*** Block opens ***

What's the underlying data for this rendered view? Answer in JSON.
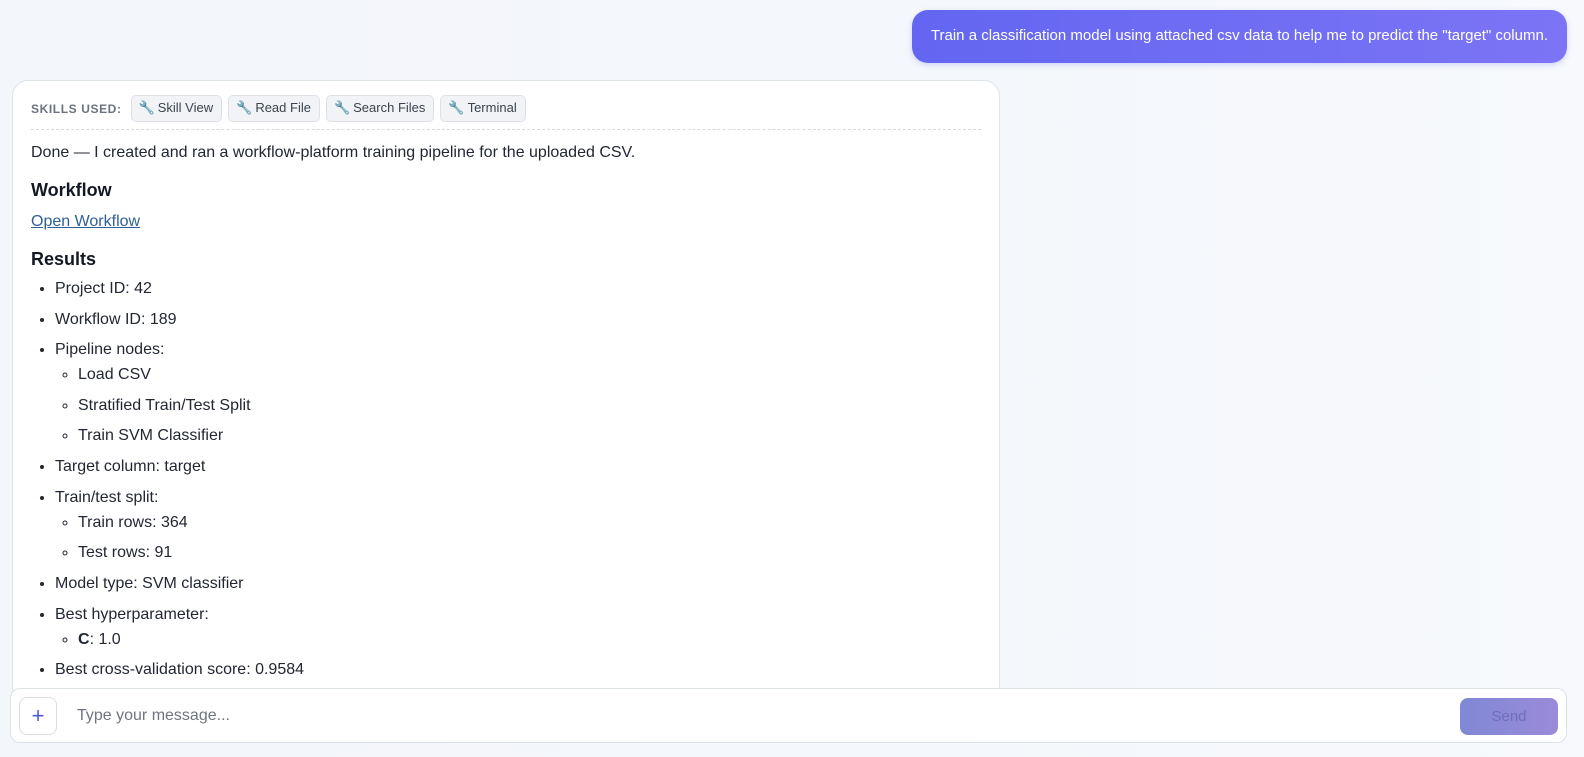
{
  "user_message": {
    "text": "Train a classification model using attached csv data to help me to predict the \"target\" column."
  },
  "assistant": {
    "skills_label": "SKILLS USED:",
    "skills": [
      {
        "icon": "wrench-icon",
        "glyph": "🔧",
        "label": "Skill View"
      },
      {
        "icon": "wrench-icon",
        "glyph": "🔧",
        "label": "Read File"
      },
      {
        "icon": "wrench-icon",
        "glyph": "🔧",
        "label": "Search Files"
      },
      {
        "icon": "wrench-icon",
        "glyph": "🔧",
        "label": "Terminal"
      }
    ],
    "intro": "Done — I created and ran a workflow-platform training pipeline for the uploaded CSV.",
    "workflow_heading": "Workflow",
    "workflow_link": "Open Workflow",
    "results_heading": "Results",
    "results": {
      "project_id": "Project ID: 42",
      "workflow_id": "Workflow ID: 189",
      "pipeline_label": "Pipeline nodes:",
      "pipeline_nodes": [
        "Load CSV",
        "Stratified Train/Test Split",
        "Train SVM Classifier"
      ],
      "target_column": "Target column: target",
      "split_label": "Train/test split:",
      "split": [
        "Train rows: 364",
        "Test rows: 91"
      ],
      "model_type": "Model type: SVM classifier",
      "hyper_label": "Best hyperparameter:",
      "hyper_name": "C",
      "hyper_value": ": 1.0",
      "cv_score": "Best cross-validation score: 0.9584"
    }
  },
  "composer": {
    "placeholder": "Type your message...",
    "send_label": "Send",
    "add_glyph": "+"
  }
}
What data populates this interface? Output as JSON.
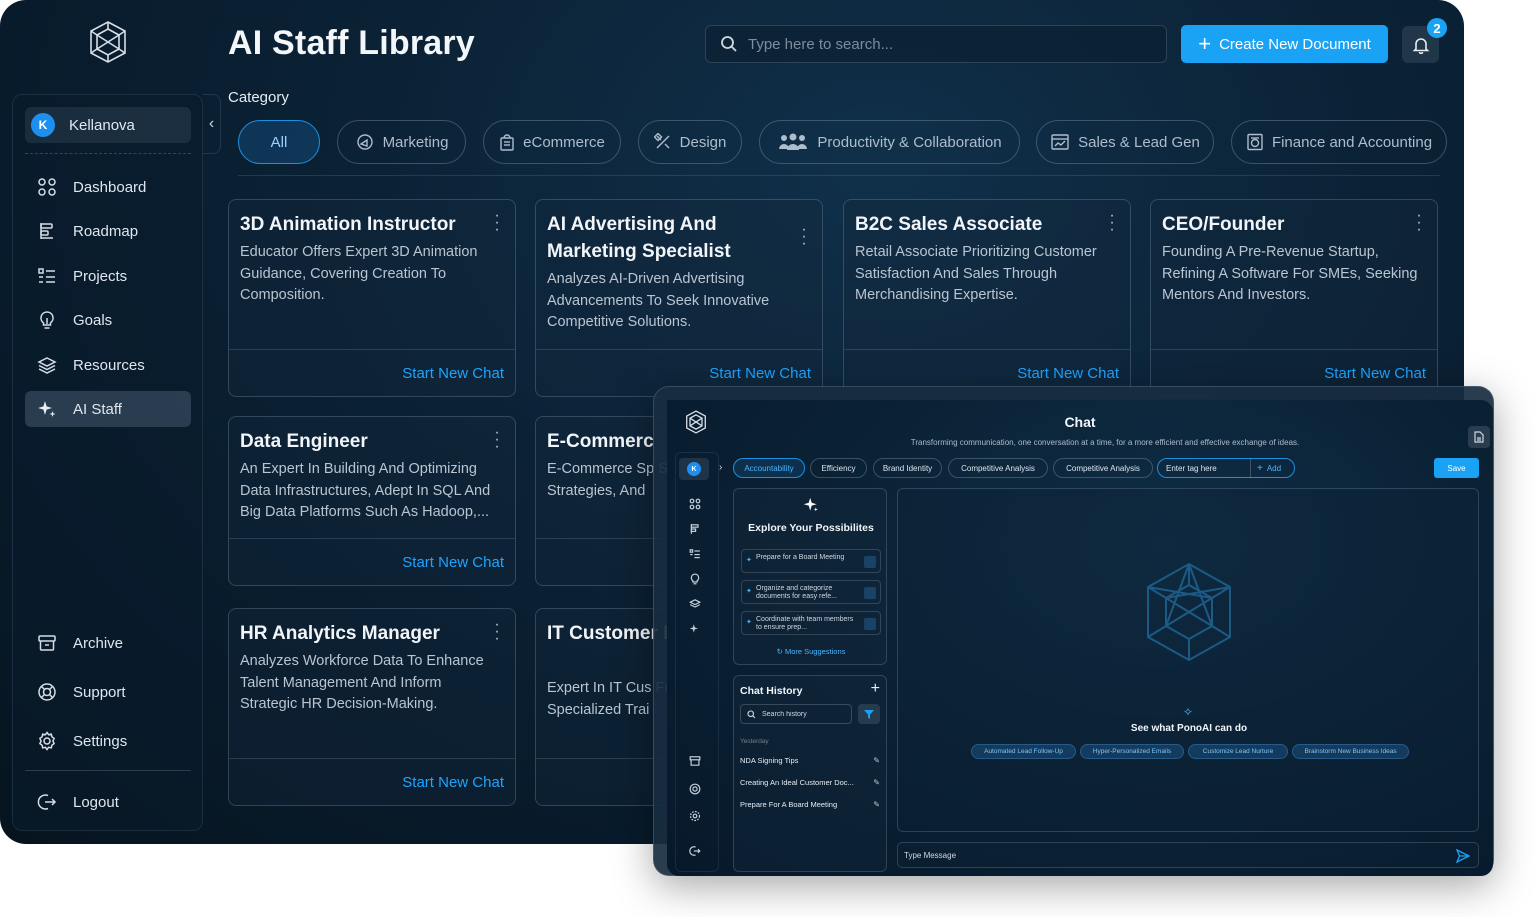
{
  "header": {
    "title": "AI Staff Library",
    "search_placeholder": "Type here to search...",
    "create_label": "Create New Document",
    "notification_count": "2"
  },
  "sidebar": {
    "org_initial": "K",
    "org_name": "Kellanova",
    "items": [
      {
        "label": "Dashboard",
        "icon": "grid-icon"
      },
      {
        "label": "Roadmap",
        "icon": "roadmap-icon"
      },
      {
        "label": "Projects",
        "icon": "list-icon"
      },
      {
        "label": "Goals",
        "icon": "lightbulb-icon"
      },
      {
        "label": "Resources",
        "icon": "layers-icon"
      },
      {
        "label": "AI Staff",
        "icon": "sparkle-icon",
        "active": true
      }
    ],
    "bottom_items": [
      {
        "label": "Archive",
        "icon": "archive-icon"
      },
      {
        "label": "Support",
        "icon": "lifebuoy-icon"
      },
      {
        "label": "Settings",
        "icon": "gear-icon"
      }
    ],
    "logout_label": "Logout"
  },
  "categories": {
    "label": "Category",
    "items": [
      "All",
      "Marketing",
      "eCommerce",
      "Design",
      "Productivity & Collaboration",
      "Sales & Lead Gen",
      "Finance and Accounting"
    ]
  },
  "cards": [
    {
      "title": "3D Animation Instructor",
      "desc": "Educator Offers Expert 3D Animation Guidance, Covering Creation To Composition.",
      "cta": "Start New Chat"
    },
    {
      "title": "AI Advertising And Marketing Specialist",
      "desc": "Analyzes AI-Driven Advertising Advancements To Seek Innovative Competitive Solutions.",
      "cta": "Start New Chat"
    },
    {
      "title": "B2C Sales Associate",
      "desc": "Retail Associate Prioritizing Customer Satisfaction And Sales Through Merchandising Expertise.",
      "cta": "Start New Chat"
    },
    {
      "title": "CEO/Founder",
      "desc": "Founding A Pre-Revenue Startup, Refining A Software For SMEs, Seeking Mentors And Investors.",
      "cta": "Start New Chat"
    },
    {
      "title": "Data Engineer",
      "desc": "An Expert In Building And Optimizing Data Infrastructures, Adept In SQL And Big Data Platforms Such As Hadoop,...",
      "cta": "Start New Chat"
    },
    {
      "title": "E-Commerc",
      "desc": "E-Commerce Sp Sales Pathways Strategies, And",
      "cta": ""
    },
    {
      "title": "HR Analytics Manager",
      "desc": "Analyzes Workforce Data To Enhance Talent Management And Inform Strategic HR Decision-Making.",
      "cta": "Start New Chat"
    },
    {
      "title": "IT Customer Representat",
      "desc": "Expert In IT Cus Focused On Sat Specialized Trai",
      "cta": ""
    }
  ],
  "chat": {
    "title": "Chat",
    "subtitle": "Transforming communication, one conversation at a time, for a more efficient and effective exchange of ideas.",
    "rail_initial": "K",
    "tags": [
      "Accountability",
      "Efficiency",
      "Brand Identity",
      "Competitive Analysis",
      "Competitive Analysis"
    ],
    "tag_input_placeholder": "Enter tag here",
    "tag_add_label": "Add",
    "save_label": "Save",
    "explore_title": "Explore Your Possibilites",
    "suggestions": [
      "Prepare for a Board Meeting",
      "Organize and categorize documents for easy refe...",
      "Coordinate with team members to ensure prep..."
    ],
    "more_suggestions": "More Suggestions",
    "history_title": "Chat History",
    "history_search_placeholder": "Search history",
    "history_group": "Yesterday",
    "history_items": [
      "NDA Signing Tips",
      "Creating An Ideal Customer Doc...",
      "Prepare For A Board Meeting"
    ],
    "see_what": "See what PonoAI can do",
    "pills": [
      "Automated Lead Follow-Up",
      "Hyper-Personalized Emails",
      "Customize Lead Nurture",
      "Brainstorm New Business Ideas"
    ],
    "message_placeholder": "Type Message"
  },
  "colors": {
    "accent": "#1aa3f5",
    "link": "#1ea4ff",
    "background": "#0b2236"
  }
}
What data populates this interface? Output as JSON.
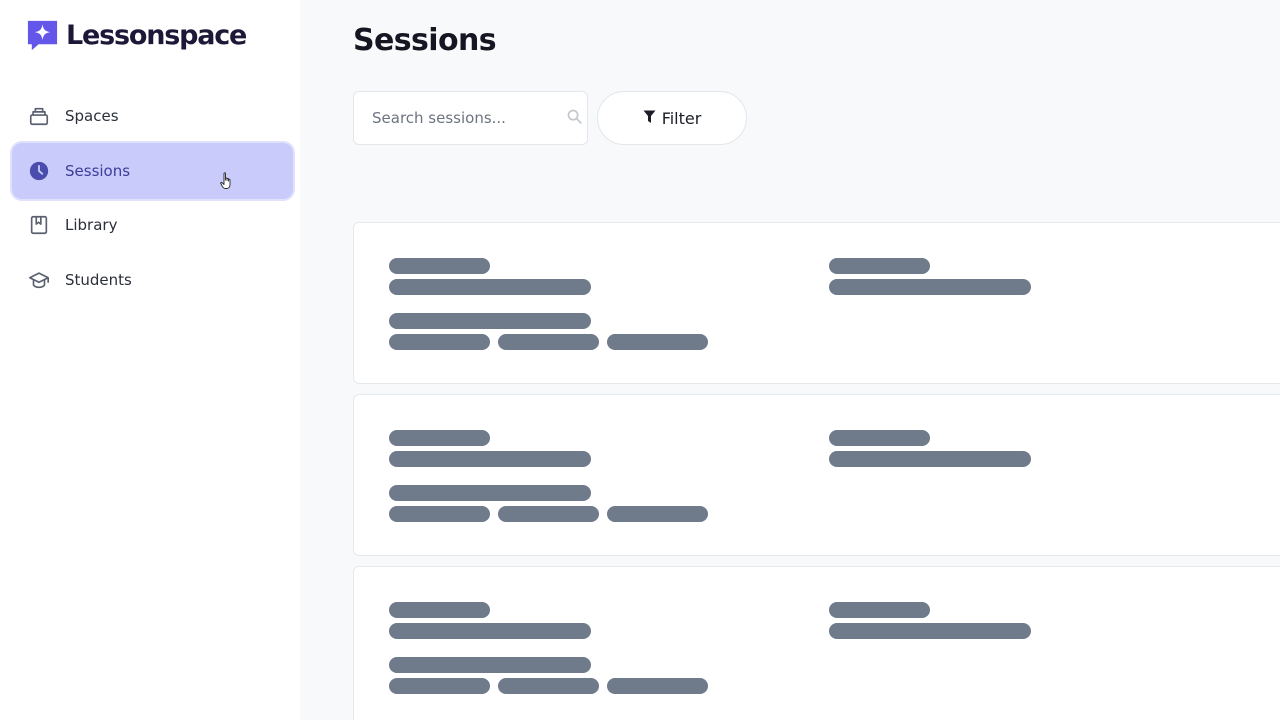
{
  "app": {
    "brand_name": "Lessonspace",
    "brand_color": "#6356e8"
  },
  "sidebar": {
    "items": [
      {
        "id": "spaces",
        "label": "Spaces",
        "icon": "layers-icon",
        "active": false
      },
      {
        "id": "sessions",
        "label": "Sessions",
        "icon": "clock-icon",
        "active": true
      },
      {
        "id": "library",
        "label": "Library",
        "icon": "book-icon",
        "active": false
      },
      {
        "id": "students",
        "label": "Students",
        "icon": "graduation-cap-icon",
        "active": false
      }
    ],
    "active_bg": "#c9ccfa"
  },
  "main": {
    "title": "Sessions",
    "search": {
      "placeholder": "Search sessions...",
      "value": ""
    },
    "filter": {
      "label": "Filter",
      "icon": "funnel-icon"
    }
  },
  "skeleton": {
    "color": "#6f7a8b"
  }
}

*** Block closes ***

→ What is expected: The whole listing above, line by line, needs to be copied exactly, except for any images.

→ Response:
What's the underlying data for this rendered view? Answer in JSON.
{
  "user_message": {
    "text": "Train a classification model using attached csv data to help me to predict the \"target\" column."
  },
  "assistant": {
    "skills_label": "SKILLS USED:",
    "skills": [
      {
        "icon": "wrench-icon",
        "glyph": "🔧",
        "label": "Skill View"
      },
      {
        "icon": "wrench-icon",
        "glyph": "🔧",
        "label": "Read File"
      },
      {
        "icon": "wrench-icon",
        "glyph": "🔧",
        "label": "Search Files"
      },
      {
        "icon": "wrench-icon",
        "glyph": "🔧",
        "label": "Terminal"
      }
    ],
    "intro": "Done — I created and ran a workflow-platform training pipeline for the uploaded CSV.",
    "workflow_heading": "Workflow",
    "workflow_link": "Open Workflow",
    "results_heading": "Results",
    "results": {
      "project_id": "Project ID: 42",
      "workflow_id": "Workflow ID: 189",
      "pipeline_label": "Pipeline nodes:",
      "pipeline_nodes": [
        "Load CSV",
        "Stratified Train/Test Split",
        "Train SVM Classifier"
      ],
      "target_column": "Target column: target",
      "split_label": "Train/test split:",
      "split": [
        "Train rows: 364",
        "Test rows: 91"
      ],
      "model_type": "Model type: SVM classifier",
      "hyper_label": "Best hyperparameter:",
      "hyper_name": "C",
      "hyper_value": ": 1.0",
      "cv_score": "Best cross-validation score: 0.9584"
    }
  },
  "composer": {
    "placeholder": "Type your message...",
    "send_label": "Send",
    "add_glyph": "+"
  }
}
What data populates this interface? Output as JSON.
{
  "header": {
    "title": "AI Staff Library",
    "search_placeholder": "Type here to search...",
    "create_label": "Create New Document",
    "notification_count": "2"
  },
  "sidebar": {
    "org_initial": "K",
    "org_name": "Kellanova",
    "items": [
      {
        "label": "Dashboard",
        "icon": "grid-icon"
      },
      {
        "label": "Roadmap",
        "icon": "roadmap-icon"
      },
      {
        "label": "Projects",
        "icon": "list-icon"
      },
      {
        "label": "Goals",
        "icon": "lightbulb-icon"
      },
      {
        "label": "Resources",
        "icon": "layers-icon"
      },
      {
        "label": "AI Staff",
        "icon": "sparkle-icon",
        "active": true
      }
    ],
    "bottom_items": [
      {
        "label": "Archive",
        "icon": "archive-icon"
      },
      {
        "label": "Support",
        "icon": "lifebuoy-icon"
      },
      {
        "label": "Settings",
        "icon": "gear-icon"
      }
    ],
    "logout_label": "Logout"
  },
  "categories": {
    "label": "Category",
    "items": [
      "All",
      "Marketing",
      "eCommerce",
      "Design",
      "Productivity & Collaboration",
      "Sales & Lead Gen",
      "Finance and Accounting"
    ]
  },
  "cards": [
    {
      "title": "3D Animation Instructor",
      "desc": "Educator Offers Expert 3D Animation Guidance, Covering Creation To Composition.",
      "cta": "Start New Chat"
    },
    {
      "title": "AI Advertising And Marketing Specialist",
      "desc": "Analyzes AI-Driven Advertising Advancements To Seek Innovative Competitive Solutions.",
      "cta": "Start New Chat"
    },
    {
      "title": "B2C Sales Associate",
      "desc": "Retail Associate Prioritizing Customer Satisfaction And Sales Through Merchandising Expertise.",
      "cta": "Start New Chat"
    },
    {
      "title": "CEO/Founder",
      "desc": "Founding A Pre-Revenue Startup, Refining A Software For SMEs, Seeking Mentors And Investors.",
      "cta": "Start New Chat"
    },
    {
      "title": "Data Engineer",
      "desc": "An Expert In Building And Optimizing Data Infrastructures, Adept In SQL And Big Data Platforms Such As Hadoop,...",
      "cta": "Start New Chat"
    },
    {
      "title": "E-Commerc",
      "desc": "E-Commerce Sp Sales Pathways Strategies, And",
      "cta": ""
    },
    {
      "title": "HR Analytics Manager",
      "desc": "Analyzes Workforce Data To Enhance Talent Management And Inform Strategic HR Decision-Making.",
      "cta": "Start New Chat"
    },
    {
      "title": "IT Customer Representat",
      "desc": "Expert In IT Cus Focused On Sat Specialized Trai",
      "cta": ""
    }
  ],
  "chat": {
    "title": "Chat",
    "subtitle": "Transforming communication, one conversation at a time, for a more efficient and effective exchange of ideas.",
    "rail_initial": "K",
    "tags": [
      "Accountability",
      "Efficiency",
      "Brand Identity",
      "Competitive Analysis",
      "Competitive Analysis"
    ],
    "tag_input_placeholder": "Enter tag here",
    "tag_add_label": "Add",
    "save_label": "Save",
    "explore_title": "Explore Your Possibilites",
    "suggestions": [
      "Prepare for a Board Meeting",
      "Organize and categorize documents for easy refe...",
      "Coordinate with team members to ensure prep..."
    ],
    "more_suggestions": "More Suggestions",
    "history_title": "Chat History",
    "history_search_placeholder": "Search history",
    "history_group": "Yesterday",
    "history_items": [
      "NDA Signing Tips",
      "Creating An Ideal Customer Doc...",
      "Prepare For A Board Meeting"
    ],
    "see_what": "See what PonoAI can do",
    "pills": [
      "Automated Lead Follow-Up",
      "Hyper-Personalized Emails",
      "Customize Lead Nurture",
      "Brainstorm New Business Ideas"
    ],
    "message_placeholder": "Type Message"
  },
  "colors": {
    "accent": "#1aa3f5",
    "link": "#1ea4ff",
    "background": "#0b2236"
  }
}
What data populates this interface? Output as JSON.
{
  "app": {
    "brand_name": "Lessonspace",
    "brand_color": "#6356e8"
  },
  "sidebar": {
    "items": [
      {
        "id": "spaces",
        "label": "Spaces",
        "icon": "layers-icon",
        "active": false
      },
      {
        "id": "sessions",
        "label": "Sessions",
        "icon": "clock-icon",
        "active": true
      },
      {
        "id": "library",
        "label": "Library",
        "icon": "book-icon",
        "active": false
      },
      {
        "id": "students",
        "label": "Students",
        "icon": "graduation-cap-icon",
        "active": false
      }
    ],
    "active_bg": "#c9ccfa"
  },
  "main": {
    "title": "Sessions",
    "search": {
      "placeholder": "Search sessions...",
      "value": ""
    },
    "filter": {
      "label": "Filter",
      "icon": "funnel-icon"
    }
  },
  "skeleton": {
    "color": "#6f7a8b"
  }
}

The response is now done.